What you are asked to do » Reproduce the entries word for word but drop every picture.

Given information »

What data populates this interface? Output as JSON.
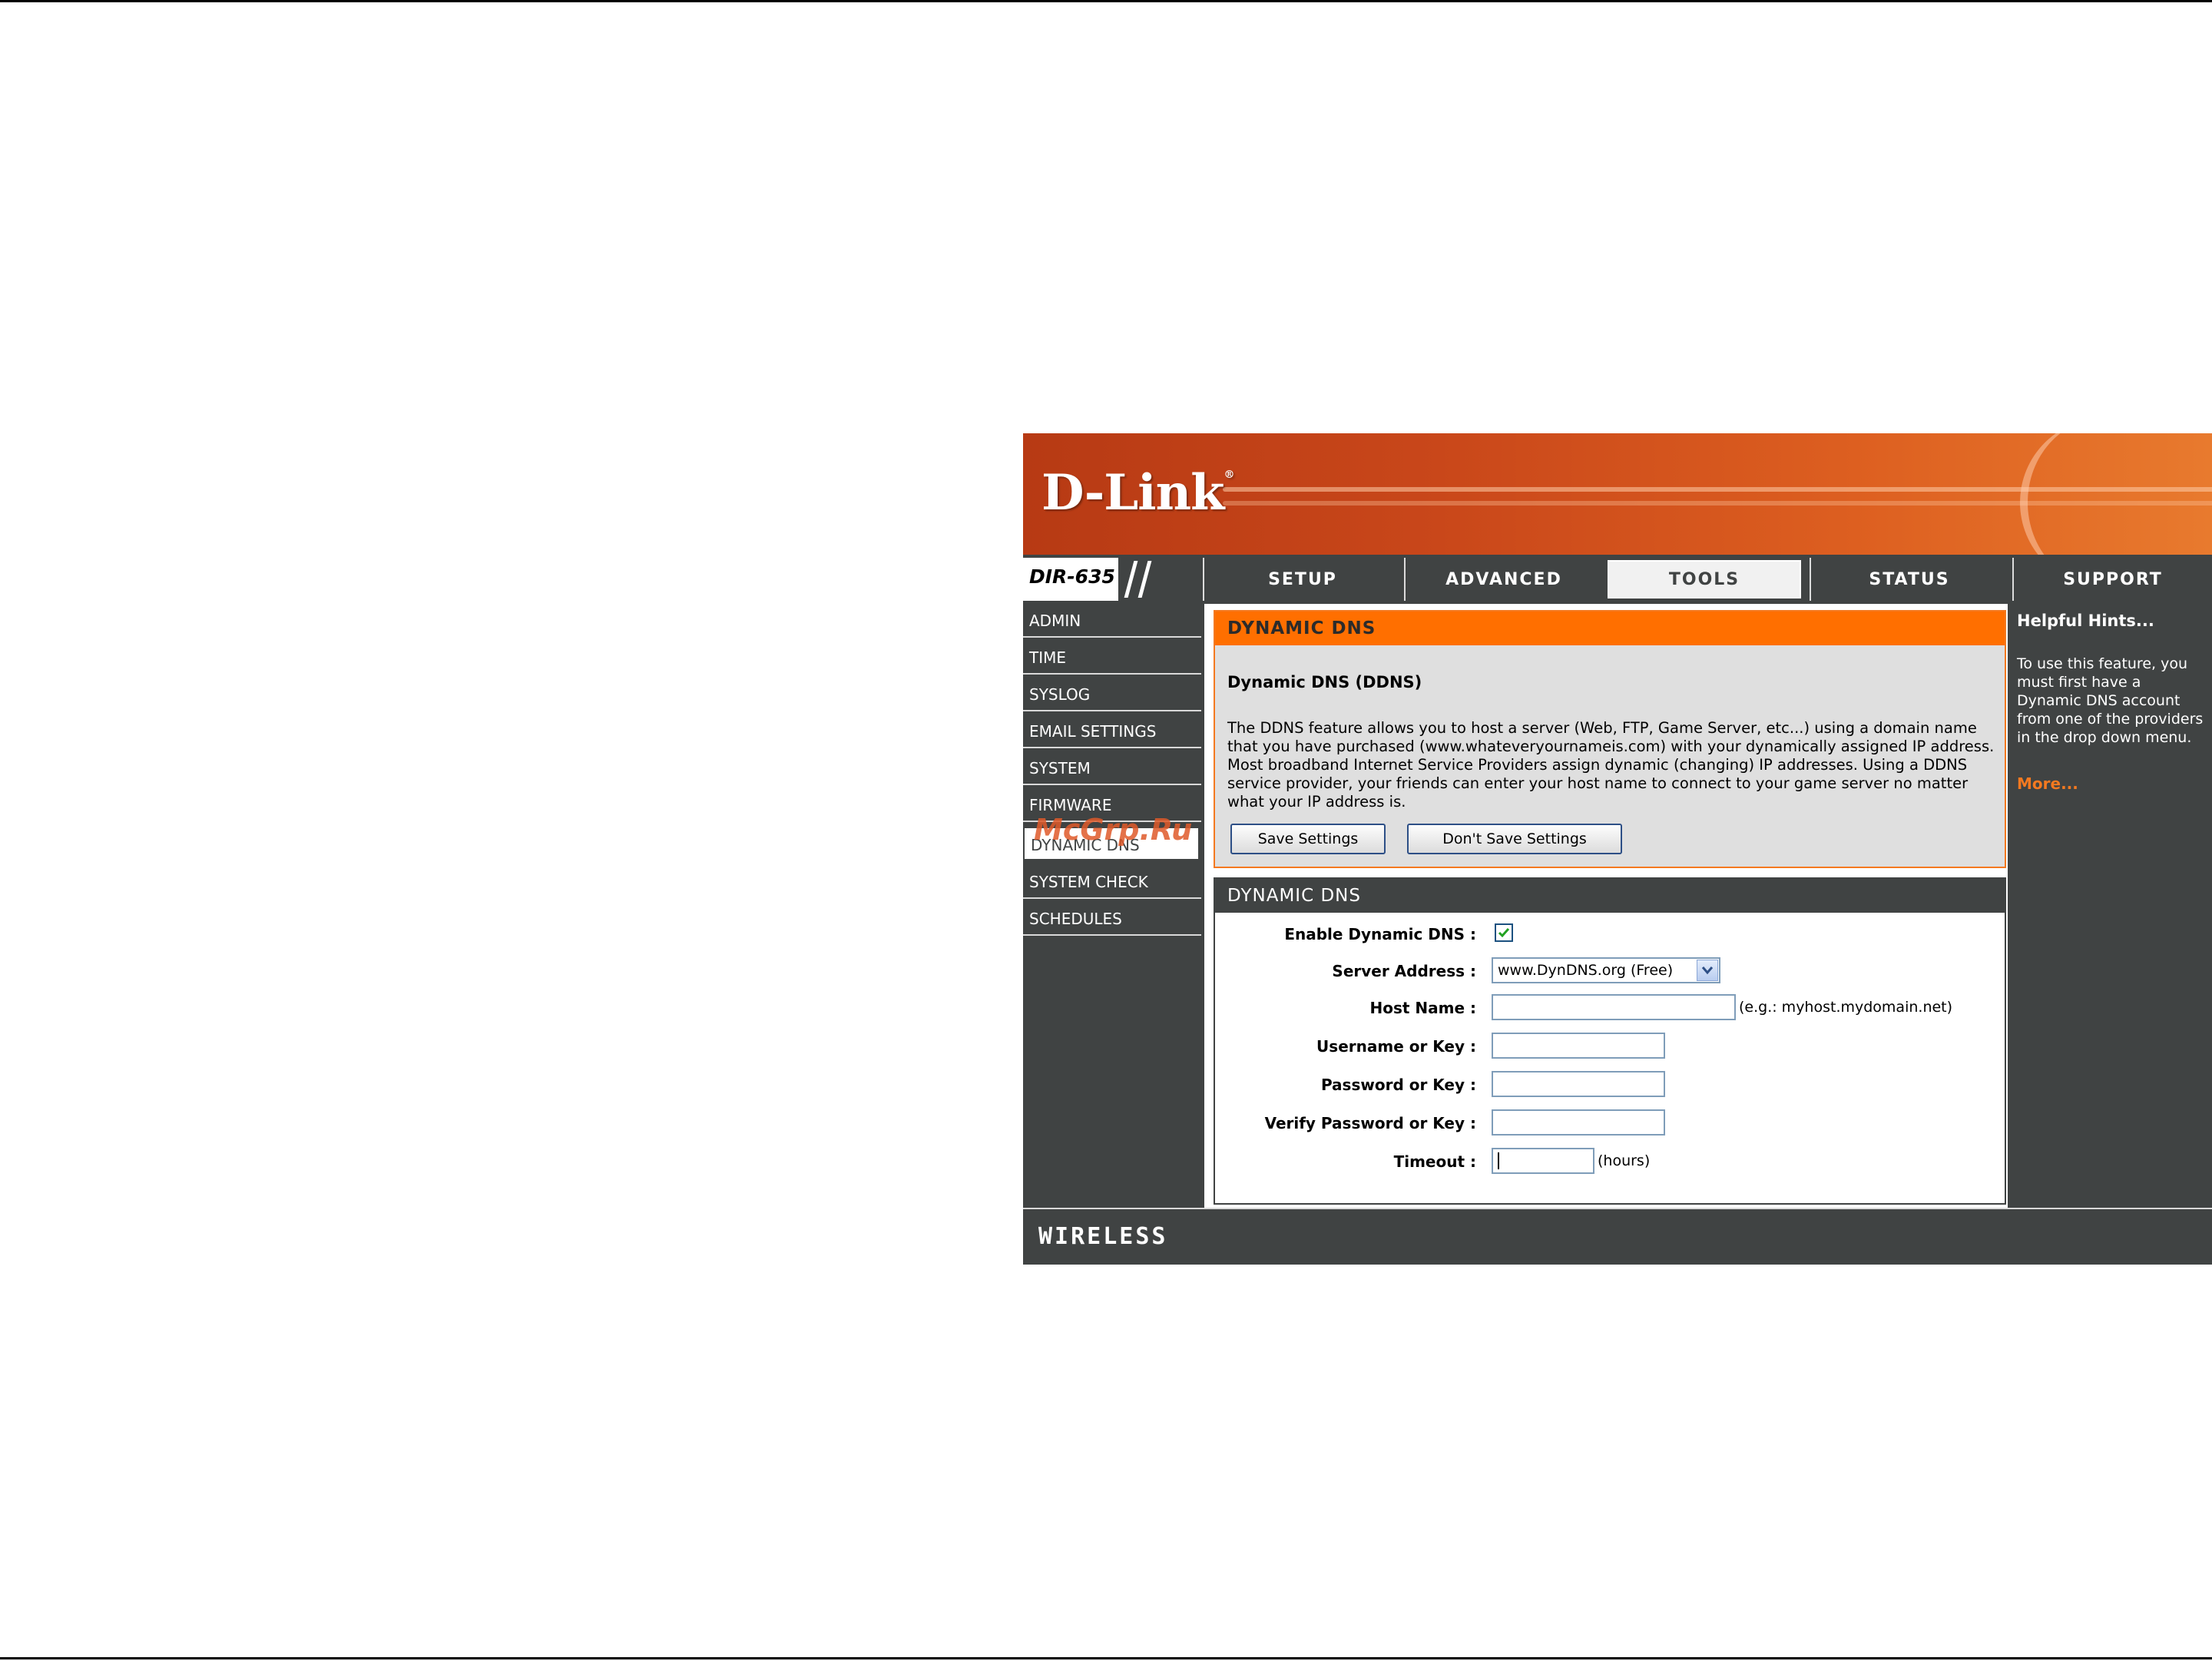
{
  "brand": {
    "logo": "D-Link",
    "registered": "®",
    "model": "DIR-635"
  },
  "nav": {
    "tabs": [
      "SETUP",
      "ADVANCED",
      "TOOLS",
      "STATUS",
      "SUPPORT"
    ],
    "active": "TOOLS"
  },
  "sidebar": {
    "items": [
      "ADMIN",
      "TIME",
      "SYSLOG",
      "EMAIL SETTINGS",
      "SYSTEM",
      "FIRMWARE",
      "DYNAMIC DNS",
      "SYSTEM CHECK",
      "SCHEDULES"
    ],
    "active": "DYNAMIC DNS"
  },
  "intro": {
    "header": "DYNAMIC DNS",
    "subtitle": "Dynamic DNS (DDNS)",
    "description": "The DDNS feature allows you to host a server (Web, FTP, Game Server, etc...) using a domain name that you have purchased (www.whateveryournameis.com) with your dynamically assigned IP address. Most broadband Internet Service Providers assign dynamic (changing) IP addresses. Using a DDNS service provider, your friends can enter your host name to connect to your game server no matter what your IP address is.",
    "save_label": "Save Settings",
    "dont_save_label": "Don't Save Settings"
  },
  "form": {
    "header": "DYNAMIC DNS",
    "enable_label": "Enable Dynamic DNS :",
    "enable_checked": true,
    "server_label": "Server Address :",
    "server_value": "www.DynDNS.org (Free)",
    "host_label": "Host Name :",
    "host_value": "",
    "host_hint": "(e.g.: myhost.mydomain.net)",
    "username_label": "Username or Key :",
    "username_value": "",
    "password_label": "Password or Key :",
    "verify_label": "Verify Password or Key :",
    "timeout_label": "Timeout :",
    "timeout_value": "",
    "timeout_hint": "(hours)"
  },
  "hints": {
    "title": "Helpful Hints...",
    "text": "To use this feature, you must first have a Dynamic DNS account from one of the providers in the drop down menu.",
    "more": "More..."
  },
  "footer": {
    "logo": "WIRELESS"
  },
  "watermark": "McGrp.Ru",
  "colors": {
    "orange": "#ff6f00",
    "dark": "#404343",
    "link": "#f47920"
  }
}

Output »
What data populates this interface? Output as JSON.
{
  "brand": {
    "logo": "D-Link",
    "registered": "®",
    "model": "DIR-635"
  },
  "nav": {
    "tabs": [
      "SETUP",
      "ADVANCED",
      "TOOLS",
      "STATUS",
      "SUPPORT"
    ],
    "active": "TOOLS"
  },
  "sidebar": {
    "items": [
      "ADMIN",
      "TIME",
      "SYSLOG",
      "EMAIL SETTINGS",
      "SYSTEM",
      "FIRMWARE",
      "DYNAMIC DNS",
      "SYSTEM CHECK",
      "SCHEDULES"
    ],
    "active": "DYNAMIC DNS"
  },
  "intro": {
    "header": "DYNAMIC DNS",
    "subtitle": "Dynamic DNS (DDNS)",
    "description": "The DDNS feature allows you to host a server (Web, FTP, Game Server, etc...) using a domain name that you have purchased (www.whateveryournameis.com) with your dynamically assigned IP address. Most broadband Internet Service Providers assign dynamic (changing) IP addresses. Using a DDNS service provider, your friends can enter your host name to connect to your game server no matter what your IP address is.",
    "save_label": "Save Settings",
    "dont_save_label": "Don't Save Settings"
  },
  "form": {
    "header": "DYNAMIC DNS",
    "enable_label": "Enable Dynamic DNS :",
    "enable_checked": true,
    "server_label": "Server Address :",
    "server_value": "www.DynDNS.org (Free)",
    "host_label": "Host Name :",
    "host_value": "",
    "host_hint": "(e.g.: myhost.mydomain.net)",
    "username_label": "Username or Key :",
    "username_value": "",
    "password_label": "Password or Key :",
    "verify_label": "Verify Password or Key :",
    "timeout_label": "Timeout :",
    "timeout_value": "",
    "timeout_hint": "(hours)"
  },
  "hints": {
    "title": "Helpful Hints...",
    "text": "To use this feature, you must first have a Dynamic DNS account from one of the providers in the drop down menu.",
    "more": "More..."
  },
  "footer": {
    "logo": "WIRELESS"
  },
  "watermark": "McGrp.Ru",
  "colors": {
    "orange": "#ff6f00",
    "dark": "#404343",
    "link": "#f47920"
  }
}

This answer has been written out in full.